[YOUR TASK] Wherever the string "hint" shows up in the material below, copy that line.

((

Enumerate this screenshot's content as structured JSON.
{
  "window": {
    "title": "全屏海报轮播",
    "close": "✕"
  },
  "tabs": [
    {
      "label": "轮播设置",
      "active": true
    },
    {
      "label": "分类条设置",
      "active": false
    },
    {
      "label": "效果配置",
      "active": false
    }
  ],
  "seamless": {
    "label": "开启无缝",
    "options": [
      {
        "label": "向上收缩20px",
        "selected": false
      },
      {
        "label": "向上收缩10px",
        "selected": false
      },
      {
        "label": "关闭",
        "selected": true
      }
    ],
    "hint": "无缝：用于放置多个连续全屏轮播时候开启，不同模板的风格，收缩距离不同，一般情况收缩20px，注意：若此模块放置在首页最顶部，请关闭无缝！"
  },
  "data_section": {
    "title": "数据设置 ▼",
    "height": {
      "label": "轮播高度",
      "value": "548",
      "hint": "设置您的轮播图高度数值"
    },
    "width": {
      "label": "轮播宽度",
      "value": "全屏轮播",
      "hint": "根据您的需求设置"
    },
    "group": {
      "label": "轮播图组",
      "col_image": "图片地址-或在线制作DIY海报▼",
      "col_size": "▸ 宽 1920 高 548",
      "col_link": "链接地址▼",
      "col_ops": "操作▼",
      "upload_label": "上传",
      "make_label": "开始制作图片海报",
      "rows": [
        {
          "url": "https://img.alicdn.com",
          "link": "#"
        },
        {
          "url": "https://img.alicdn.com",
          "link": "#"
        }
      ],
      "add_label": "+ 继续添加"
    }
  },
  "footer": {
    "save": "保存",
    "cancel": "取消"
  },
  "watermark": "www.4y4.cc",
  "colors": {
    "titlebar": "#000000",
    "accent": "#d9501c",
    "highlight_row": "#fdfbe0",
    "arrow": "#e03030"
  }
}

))

[RESULT OF THE EXERCISE]
    "hint": "无缝：用于放置多个连续全屏轮播时候开启，不同模板的风格，收缩距离不同，一般情况收缩20px，注意：若此模块放置在首页最顶部，请关闭无缝！"
      "hint": "设置您的轮播图高度数值"
      "hint": "根据您的需求设置"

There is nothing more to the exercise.